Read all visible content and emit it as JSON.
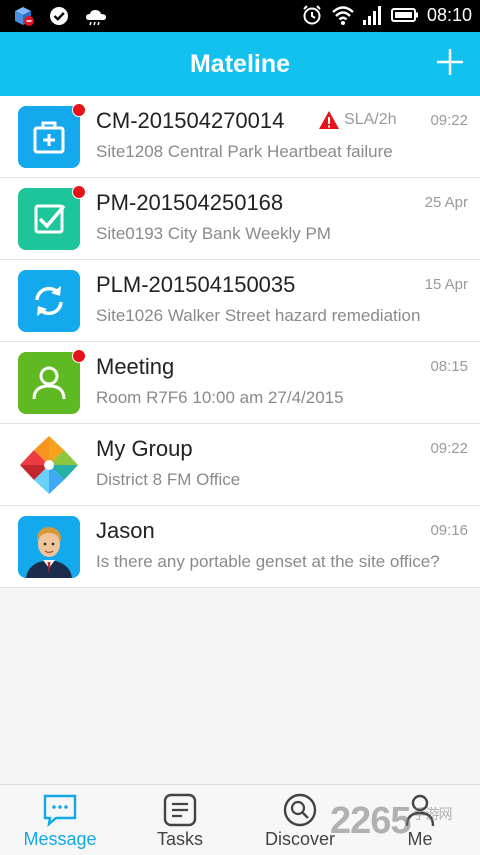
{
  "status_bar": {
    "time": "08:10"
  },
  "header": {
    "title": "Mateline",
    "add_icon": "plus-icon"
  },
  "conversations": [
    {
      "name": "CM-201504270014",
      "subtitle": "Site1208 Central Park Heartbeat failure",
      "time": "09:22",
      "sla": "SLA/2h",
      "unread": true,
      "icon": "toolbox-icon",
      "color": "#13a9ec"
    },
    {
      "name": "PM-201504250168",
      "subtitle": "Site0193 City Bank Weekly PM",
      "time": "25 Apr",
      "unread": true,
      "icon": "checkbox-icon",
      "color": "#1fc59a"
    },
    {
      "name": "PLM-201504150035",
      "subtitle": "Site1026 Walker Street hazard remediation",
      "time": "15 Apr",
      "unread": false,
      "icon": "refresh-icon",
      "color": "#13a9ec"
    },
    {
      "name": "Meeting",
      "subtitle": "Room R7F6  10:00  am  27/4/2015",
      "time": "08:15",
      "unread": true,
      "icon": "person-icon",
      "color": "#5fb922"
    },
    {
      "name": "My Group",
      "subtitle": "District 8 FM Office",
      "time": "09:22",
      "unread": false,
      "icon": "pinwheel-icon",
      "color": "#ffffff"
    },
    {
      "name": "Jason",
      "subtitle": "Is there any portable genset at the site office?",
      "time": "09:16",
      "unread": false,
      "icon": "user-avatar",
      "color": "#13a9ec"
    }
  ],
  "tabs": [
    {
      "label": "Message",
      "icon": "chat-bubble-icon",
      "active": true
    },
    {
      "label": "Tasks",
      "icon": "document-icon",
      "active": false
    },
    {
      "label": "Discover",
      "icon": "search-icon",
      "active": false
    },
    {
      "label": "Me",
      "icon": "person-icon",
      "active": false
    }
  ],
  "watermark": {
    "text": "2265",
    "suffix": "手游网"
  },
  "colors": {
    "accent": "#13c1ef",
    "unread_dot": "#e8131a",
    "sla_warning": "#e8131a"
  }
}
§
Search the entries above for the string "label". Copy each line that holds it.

      "label": "Message",
      "label": "Tasks",
      "label": "Discover",
      "label": "Me",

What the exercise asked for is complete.